When World War I began, the United States was neutral. However, the United States eventually joined the war on the side of the Allies. One reason this occurred was the German use of unrestricted submarine warfare on American merchant ships. As a neutral nation, the United States had the right to trade with any country, including countries at war. The Germans believed the United States was supplying the Allied nations with war materials and began to sink American ships without warning. With the Sussex Pledge in 1916, Germany agreed to stop sinking American ships. However, early in 1917, Germany broke the Sussex Pledge and again started to sink American ships without warning. This ultimately led to the United States joining World War I.
The Americans were also unhappy with Germany when news of the Zimmermann Telegram became public. The Germans wanted Mexico to attack the United States in order to create a two-front war for the Americans. In return, if Germany won the war, Germany offered to return some of the lands that Mexico lost to the United States in the Mexican-American War. Many Americans were furious with Germany as a result of this action.
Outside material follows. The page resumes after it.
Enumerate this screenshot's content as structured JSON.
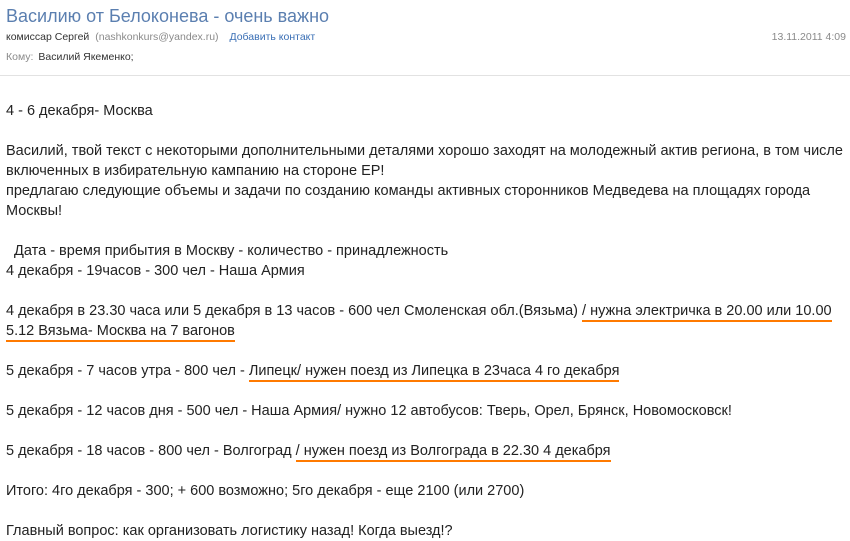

There were also more similarities between the United States and Great Britain than between the United States and Germany. The United States and Great Britain had the same language, shared a similar (but not identical) form of government, had a good trade relationship, and had a similar legal system. While these similarities alone would not have led the United States into the war, many Americans sympathized more with Great Britain than with Germany. When the actions described above occurred, they fueled American support for the Allies.